### WHAT YOU NEED TO DO
If a line of the data below holds the string "here", copy it.
┌──
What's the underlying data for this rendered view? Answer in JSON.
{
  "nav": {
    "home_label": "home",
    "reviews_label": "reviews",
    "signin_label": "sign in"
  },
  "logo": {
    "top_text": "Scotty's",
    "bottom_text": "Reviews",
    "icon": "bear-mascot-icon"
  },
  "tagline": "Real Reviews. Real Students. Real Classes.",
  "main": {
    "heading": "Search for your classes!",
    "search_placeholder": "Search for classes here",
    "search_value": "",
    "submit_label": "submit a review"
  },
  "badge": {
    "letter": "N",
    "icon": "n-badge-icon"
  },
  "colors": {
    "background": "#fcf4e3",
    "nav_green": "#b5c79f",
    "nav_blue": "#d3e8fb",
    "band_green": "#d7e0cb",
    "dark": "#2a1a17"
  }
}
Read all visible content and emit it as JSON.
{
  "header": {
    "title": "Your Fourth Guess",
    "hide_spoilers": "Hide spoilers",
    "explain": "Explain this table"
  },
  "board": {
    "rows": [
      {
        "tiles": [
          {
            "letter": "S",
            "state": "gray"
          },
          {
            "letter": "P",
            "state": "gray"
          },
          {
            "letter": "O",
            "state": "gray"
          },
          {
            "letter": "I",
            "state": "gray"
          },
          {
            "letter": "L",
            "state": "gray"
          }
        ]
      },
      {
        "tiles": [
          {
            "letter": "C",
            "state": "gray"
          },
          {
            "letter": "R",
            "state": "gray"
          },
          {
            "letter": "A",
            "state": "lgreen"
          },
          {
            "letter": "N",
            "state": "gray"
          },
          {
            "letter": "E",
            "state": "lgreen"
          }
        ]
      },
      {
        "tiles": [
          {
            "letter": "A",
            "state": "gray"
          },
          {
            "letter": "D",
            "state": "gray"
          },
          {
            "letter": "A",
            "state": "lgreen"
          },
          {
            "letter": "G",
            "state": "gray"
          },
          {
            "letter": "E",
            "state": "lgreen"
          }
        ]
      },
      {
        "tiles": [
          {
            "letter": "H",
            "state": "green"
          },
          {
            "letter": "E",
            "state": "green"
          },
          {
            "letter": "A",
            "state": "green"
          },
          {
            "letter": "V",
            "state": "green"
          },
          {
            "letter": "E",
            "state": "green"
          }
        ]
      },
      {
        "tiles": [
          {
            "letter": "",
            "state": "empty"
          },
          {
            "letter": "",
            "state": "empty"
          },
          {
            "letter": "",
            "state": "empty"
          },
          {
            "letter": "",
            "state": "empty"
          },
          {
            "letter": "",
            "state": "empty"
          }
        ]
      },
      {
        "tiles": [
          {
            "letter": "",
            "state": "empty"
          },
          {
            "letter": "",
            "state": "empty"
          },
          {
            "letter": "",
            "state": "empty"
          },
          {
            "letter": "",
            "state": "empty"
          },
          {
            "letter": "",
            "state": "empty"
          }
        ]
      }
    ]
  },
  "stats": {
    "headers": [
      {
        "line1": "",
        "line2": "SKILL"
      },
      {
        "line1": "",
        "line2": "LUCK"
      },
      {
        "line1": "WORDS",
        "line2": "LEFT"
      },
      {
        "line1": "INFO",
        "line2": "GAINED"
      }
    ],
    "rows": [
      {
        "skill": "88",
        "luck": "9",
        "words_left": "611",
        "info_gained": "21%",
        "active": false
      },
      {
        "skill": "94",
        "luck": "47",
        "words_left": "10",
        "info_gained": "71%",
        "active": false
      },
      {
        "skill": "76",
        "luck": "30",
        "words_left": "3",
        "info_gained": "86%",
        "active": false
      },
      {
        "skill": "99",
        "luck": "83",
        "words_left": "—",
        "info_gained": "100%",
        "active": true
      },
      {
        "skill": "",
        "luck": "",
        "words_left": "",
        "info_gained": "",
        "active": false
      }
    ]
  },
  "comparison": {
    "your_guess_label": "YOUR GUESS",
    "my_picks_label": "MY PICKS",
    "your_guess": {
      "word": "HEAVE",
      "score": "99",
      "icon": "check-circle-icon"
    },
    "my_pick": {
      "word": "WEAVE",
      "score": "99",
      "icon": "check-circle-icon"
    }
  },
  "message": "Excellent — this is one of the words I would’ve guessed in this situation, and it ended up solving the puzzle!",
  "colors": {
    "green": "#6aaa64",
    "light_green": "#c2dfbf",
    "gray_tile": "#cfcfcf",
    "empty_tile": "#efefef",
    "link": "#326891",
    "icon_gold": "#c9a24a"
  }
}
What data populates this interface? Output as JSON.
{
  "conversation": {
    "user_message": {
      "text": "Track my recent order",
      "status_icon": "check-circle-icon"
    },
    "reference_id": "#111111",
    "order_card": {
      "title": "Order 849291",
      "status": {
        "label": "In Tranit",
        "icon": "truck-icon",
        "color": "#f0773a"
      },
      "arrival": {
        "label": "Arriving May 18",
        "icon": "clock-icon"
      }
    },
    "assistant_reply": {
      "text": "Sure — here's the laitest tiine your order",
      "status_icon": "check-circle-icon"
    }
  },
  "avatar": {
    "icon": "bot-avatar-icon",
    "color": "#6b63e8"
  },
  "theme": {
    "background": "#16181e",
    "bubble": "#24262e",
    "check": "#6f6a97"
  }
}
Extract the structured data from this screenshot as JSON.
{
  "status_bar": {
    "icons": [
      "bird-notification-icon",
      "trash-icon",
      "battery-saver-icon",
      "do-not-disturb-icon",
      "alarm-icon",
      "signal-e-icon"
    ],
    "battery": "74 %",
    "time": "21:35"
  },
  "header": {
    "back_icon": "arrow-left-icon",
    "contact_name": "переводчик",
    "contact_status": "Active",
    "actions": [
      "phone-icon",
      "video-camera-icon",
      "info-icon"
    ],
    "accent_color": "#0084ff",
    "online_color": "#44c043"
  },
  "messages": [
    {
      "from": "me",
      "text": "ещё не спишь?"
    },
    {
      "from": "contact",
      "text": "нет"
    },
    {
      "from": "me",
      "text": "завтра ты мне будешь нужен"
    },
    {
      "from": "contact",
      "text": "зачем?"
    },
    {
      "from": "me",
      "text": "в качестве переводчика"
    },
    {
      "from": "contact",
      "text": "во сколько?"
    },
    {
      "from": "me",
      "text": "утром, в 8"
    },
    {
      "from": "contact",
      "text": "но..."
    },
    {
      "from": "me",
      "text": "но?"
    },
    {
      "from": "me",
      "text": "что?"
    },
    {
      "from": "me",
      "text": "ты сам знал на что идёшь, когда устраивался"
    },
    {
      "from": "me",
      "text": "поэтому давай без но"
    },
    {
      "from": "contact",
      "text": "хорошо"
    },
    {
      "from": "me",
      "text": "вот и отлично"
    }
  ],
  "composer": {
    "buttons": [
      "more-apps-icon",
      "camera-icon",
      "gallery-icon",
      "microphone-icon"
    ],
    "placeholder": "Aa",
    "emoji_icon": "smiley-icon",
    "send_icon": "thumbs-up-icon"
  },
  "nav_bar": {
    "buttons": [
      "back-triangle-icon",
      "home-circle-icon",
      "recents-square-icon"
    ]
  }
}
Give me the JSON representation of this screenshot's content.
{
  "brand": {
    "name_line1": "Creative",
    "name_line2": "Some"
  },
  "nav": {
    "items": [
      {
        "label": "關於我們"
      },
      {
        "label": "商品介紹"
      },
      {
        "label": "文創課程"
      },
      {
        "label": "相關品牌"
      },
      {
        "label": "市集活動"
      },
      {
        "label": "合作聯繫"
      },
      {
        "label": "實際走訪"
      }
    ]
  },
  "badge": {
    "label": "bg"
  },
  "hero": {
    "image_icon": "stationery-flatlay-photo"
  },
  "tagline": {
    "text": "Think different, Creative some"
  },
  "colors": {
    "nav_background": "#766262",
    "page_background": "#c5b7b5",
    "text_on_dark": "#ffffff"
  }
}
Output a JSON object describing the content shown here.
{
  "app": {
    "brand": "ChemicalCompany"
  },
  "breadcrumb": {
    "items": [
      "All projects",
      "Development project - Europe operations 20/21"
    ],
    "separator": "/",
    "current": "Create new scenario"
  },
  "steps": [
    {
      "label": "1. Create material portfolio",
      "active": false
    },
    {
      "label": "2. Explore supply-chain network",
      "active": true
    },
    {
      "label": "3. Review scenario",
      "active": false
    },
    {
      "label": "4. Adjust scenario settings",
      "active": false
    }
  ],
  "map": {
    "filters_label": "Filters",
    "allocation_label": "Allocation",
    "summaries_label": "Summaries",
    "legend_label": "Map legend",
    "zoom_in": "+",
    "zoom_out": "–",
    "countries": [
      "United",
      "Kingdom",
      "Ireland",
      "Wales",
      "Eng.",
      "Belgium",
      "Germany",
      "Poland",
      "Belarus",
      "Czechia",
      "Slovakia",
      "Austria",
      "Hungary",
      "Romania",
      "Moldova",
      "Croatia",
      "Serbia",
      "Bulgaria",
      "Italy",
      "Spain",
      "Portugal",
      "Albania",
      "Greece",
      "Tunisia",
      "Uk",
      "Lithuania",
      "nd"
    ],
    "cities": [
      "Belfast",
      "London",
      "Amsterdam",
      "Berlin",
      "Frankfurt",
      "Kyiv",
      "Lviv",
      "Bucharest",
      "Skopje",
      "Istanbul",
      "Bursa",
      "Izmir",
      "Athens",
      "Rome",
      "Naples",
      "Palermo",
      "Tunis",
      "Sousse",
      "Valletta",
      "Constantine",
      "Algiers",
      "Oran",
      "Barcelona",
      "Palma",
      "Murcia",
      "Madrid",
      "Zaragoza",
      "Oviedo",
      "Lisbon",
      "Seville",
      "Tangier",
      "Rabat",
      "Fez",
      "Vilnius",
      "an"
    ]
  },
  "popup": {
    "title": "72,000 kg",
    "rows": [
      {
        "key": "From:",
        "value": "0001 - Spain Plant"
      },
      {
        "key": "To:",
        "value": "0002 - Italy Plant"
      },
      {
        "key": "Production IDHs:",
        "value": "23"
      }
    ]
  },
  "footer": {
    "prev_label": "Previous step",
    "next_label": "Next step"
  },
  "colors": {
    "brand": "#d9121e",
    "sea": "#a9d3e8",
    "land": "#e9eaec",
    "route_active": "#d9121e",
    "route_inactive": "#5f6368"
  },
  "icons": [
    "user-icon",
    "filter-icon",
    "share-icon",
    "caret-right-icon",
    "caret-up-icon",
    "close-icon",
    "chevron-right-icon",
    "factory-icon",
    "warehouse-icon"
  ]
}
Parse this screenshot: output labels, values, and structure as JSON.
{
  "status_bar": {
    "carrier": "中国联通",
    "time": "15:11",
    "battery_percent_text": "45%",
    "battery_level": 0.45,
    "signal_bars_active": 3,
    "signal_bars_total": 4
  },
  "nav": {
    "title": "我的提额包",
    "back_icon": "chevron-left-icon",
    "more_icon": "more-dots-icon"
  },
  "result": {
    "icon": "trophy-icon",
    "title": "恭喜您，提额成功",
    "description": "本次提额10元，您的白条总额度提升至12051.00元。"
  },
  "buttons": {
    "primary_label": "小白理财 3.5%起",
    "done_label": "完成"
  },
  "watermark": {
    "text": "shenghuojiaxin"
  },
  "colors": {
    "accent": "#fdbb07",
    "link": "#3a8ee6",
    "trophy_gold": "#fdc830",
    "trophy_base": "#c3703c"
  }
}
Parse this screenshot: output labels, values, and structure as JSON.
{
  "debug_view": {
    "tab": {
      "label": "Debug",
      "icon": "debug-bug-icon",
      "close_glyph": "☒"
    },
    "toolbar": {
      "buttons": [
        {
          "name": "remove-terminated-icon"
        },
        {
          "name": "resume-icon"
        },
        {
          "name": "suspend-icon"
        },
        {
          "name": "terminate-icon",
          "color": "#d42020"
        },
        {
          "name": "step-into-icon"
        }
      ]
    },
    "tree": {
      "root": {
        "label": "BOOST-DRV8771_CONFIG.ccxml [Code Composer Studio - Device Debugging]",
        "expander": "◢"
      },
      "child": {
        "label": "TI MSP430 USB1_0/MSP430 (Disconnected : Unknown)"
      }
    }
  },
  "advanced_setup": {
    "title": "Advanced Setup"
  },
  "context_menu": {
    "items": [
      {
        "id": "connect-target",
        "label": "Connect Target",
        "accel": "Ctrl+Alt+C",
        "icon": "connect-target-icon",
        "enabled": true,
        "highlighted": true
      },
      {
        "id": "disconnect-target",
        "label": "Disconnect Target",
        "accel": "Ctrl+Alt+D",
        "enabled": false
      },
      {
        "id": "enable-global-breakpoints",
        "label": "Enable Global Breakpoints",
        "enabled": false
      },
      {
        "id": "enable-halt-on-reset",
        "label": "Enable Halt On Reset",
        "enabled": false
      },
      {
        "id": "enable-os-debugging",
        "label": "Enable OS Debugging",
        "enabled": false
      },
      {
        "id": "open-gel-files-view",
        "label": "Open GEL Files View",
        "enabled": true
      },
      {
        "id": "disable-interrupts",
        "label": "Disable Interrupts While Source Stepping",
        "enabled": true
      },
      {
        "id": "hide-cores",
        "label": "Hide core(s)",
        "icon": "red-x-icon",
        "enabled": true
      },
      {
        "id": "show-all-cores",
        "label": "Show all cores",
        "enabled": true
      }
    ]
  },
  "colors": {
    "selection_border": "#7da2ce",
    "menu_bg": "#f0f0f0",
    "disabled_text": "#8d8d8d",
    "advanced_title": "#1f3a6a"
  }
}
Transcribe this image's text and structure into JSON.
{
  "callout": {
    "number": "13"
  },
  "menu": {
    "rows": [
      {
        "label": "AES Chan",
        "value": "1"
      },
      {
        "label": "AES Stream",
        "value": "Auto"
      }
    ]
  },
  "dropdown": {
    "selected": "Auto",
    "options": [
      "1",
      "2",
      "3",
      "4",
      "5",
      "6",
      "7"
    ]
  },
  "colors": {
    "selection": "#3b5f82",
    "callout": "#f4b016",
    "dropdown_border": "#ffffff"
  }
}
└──
### OUTPUT OF THE TASK
    "search_placeholder": "Search for classes here",
      "text": "Sure — here's the laitest tiine your order",
Output a JSON object describing the content shown here.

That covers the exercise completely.